It opens with a scorching contrast of light and darkness. Alone at the bottom of a dark pit, Daniel Plainview (Daniel Day-Lewis) stubbornly scratches and claws in the mud. High above, a pitiless sun bleaches a remote desert landscape. Plainview goes back and forth between the dark and the light, repeatedly returning to pick away at the earth. He is as flinty and unyielding as the rocky terrain itself, a man of ferocious resolve seeking something of value deep inside the rock. For almost 15 minutes, there is no other person but the resolute miner, no other sound but his relentless attack on the wall of stone. Finally, it begins to yield tiny bits of previous metal. Plainview falls. He is badly injured. But he perseveres, dragging himself to the assay office.
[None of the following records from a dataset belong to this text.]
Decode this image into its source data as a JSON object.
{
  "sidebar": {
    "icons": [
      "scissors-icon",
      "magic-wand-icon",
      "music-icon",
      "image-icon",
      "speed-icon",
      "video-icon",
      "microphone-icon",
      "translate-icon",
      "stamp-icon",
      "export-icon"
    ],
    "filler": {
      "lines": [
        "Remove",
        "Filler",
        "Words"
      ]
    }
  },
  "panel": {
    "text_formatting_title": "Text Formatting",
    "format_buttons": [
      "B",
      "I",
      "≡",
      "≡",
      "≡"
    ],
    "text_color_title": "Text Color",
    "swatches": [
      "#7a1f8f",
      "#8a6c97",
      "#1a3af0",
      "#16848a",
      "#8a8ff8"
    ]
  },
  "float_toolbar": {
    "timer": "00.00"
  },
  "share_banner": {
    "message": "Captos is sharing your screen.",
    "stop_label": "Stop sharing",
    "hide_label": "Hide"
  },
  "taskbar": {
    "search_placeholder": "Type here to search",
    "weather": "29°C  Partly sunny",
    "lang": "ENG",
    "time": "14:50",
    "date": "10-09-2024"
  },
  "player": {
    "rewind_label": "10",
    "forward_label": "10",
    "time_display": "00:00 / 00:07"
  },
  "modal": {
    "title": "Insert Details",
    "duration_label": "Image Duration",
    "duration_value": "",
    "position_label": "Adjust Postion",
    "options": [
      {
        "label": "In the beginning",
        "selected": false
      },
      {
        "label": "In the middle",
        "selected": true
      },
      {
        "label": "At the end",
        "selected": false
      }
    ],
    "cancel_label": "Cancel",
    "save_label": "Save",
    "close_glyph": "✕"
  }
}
When we see him again, he is just as focused, just as intense, now seeking another kind of treasure. Plainview supervises a small group of men, digging for oil. To make sure there is no doubt about the nature of the forces that have been unleashed on the earth, it all becomes powerfully clear when one of the wells ignites, creating a vivid scene from Dante’s Inferno, belching fire and brimstone into the night, killing one of the men, leaving his infant son an orphan.
From this elemental, stark beginning, a larger and more varied cast of characters and relationships slowly emerges. The arrival of oil causes additional life forms to spring up around the circumference of the well, like new life forming around a tidal pool at the beginning of time. Helpers arrive with equipment to assist with drilling. Pack mules bring food. A woman. A baby. Houses. Speculators. Before long, oil has spawned a massive corrupt enterprise with trains and cities and pipelines and overseeing the whole process are the conniving oil barons who scheme and plot against each other like lords of the underworld.
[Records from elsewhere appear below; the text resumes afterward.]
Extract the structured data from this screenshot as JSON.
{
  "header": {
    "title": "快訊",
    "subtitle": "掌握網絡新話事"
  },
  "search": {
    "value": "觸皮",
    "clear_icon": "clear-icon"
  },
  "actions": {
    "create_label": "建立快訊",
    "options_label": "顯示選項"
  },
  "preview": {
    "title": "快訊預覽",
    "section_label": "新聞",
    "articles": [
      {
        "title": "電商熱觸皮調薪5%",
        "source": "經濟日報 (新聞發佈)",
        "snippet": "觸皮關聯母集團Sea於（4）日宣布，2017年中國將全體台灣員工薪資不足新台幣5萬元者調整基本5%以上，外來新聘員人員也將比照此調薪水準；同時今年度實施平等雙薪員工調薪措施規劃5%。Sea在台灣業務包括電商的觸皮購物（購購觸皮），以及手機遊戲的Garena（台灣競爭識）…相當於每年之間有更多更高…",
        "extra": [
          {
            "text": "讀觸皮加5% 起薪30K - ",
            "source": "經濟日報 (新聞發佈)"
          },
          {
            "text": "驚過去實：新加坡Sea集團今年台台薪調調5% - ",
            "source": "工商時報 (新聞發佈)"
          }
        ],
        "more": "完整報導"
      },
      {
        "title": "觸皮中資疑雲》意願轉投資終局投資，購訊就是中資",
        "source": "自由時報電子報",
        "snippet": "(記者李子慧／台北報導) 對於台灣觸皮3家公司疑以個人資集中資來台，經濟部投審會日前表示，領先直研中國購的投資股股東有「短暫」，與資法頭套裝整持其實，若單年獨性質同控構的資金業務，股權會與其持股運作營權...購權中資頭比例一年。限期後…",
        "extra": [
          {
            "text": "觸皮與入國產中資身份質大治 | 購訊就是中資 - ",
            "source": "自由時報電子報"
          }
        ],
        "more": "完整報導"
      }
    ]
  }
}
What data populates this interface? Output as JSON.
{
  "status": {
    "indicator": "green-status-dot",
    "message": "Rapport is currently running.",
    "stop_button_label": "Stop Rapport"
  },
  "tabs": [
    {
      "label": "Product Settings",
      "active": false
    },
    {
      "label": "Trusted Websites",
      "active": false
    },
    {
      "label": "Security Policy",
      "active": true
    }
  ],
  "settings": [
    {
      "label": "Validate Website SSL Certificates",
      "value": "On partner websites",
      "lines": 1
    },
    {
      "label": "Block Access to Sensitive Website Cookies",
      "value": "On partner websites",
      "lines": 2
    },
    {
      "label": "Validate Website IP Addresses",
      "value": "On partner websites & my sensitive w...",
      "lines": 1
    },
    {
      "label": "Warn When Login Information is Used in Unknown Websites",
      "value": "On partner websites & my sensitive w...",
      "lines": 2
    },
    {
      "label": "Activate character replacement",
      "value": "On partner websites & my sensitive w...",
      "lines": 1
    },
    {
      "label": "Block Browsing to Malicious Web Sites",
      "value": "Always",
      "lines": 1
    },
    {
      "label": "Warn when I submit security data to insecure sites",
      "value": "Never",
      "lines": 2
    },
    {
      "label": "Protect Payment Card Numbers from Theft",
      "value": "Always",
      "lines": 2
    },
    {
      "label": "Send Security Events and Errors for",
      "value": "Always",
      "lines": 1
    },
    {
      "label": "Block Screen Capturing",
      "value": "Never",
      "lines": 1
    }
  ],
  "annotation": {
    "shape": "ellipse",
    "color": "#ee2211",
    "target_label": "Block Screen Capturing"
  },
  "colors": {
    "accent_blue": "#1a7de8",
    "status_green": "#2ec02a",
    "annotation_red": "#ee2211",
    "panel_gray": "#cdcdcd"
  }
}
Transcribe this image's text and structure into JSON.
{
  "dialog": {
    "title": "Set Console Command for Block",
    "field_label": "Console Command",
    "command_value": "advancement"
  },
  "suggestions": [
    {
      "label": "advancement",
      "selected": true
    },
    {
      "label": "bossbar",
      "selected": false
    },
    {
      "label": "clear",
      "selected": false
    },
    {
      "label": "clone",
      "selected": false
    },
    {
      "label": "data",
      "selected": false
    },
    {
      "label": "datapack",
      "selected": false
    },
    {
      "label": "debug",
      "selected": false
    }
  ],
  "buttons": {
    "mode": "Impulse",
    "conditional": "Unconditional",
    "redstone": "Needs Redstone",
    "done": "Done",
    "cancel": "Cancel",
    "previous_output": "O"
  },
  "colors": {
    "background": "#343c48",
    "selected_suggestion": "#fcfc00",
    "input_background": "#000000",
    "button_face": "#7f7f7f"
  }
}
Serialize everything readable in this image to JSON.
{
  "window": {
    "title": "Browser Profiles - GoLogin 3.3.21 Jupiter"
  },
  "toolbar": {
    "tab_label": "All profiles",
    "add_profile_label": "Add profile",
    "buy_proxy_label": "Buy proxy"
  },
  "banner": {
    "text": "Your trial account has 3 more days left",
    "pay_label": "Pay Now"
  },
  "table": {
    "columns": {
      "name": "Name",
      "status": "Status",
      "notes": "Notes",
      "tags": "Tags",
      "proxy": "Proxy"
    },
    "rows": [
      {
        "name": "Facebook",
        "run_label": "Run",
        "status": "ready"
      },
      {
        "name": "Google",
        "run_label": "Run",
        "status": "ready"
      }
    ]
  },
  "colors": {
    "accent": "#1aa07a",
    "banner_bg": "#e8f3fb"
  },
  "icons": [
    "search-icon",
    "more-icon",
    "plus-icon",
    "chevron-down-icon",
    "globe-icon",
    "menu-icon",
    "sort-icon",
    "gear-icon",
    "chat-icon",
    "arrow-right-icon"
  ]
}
“There Will Be Blood” is more than a parable of heaven and hell. It expands into a sophisticated work of art with a brilliant score (from Jonny Greenwood of Radiohead) and cinematography (Robert Elswit) but with no obvious symbols or easy answers. Greed and corruption are not limited to any one group; they seep into the story like the oil seeps out of the farmland. When the young father is killed, Plainview takes the baby to raise as his own. He insists that the boy is just a prop to make it easier for him to gain the confidence of the farmers whose land he wants to plumb for oil. We see him kiss the boy’s head with tenderness and look at him with pride and we see his fury when he is not able to protect (or control) him. In a decades-long feud between Plainview and an ambitious preacher played by Paul Dano, we cannot tell whose side we are supposed to be on. Is one representing God and the other representing Mammon, or is it something more complex? Writer/director P.T. Anderson (“Boogie Nights,” “Magnolia”) based the film on the first section of Upton Sinclair’s 1927 novel, Oil! saying that the transition from westward expansion to the industrial age was terrible but inevitable?
This epic film contains many struggles. Man struggles with earth, air, fire and water. Plainview struggles with raising his son; and outsmarting his cut-throat competitors; and understanding. Director Paul Thomas Anderson asks a lot of his viewers, but he gives a lot in return. This is a richly rewarding film, with appropriately incendiary performances by both Dano and Lewis and especially fine work from Dillon Freasier as Plainview’s adopted son.
Parents should know that this film includes some strong language, drinking, smoking, some brutal and graphic violence, industrial accidents that cause injury and death, and an injury involving a child. The movie has themes that some audience members could find disturbing, including angry confrontations and abusive behavior.
Families who see this movie should talk about the meaning of the main character’s name, Plainview.
Families who enjoy this movie will also enjoy Giant with Elizabeth Taylor, Rock Hudson, and James Dean. This movie takes up only the first section of Oil! by Upton Sinclair; families who appreciate this film may want to read the entire book.